Extracted information:

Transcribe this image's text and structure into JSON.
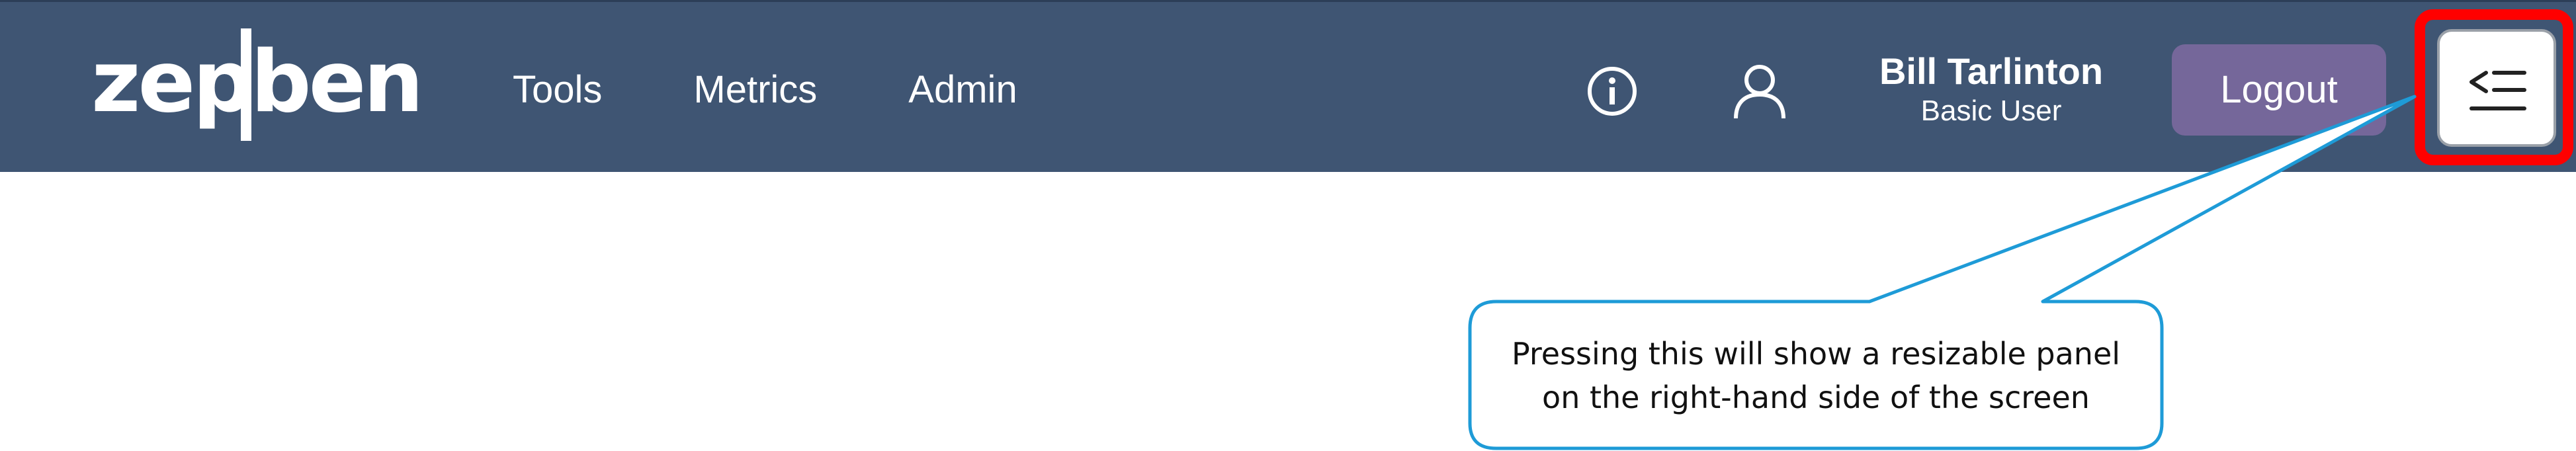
{
  "brand": {
    "logo_text": "zepben"
  },
  "nav": {
    "items": [
      {
        "label": "Tools"
      },
      {
        "label": "Metrics"
      },
      {
        "label": "Admin"
      }
    ]
  },
  "header_actions": {
    "info_icon": "info-circle-icon",
    "user_icon": "user-outline-icon"
  },
  "user": {
    "name": "Bill Tarlinton",
    "role": "Basic User"
  },
  "logout": {
    "label": "Logout"
  },
  "panel_toggle": {
    "icon": "panel-expand-icon",
    "highlight_color": "#ff0000"
  },
  "callout": {
    "line1": "Pressing this will show a resizable panel",
    "line2": "on the right-hand side of the screen",
    "border_color": "#1e9bd7"
  },
  "colors": {
    "navbar": "#3f5573",
    "logout_button": "#75679a"
  }
}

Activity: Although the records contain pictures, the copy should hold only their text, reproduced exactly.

Response:
Transcribe this image's text and structure into JSON.
{
  "brand": {
    "logo_text": "zepben"
  },
  "nav": {
    "items": [
      {
        "label": "Tools"
      },
      {
        "label": "Metrics"
      },
      {
        "label": "Admin"
      }
    ]
  },
  "header_actions": {
    "info_icon": "info-circle-icon",
    "user_icon": "user-outline-icon"
  },
  "user": {
    "name": "Bill Tarlinton",
    "role": "Basic User"
  },
  "logout": {
    "label": "Logout"
  },
  "panel_toggle": {
    "icon": "panel-expand-icon",
    "highlight_color": "#ff0000"
  },
  "callout": {
    "line1": "Pressing this will show a resizable panel",
    "line2": "on the right-hand side of the screen",
    "border_color": "#1e9bd7"
  },
  "colors": {
    "navbar": "#3f5573",
    "logout_button": "#75679a"
  }
}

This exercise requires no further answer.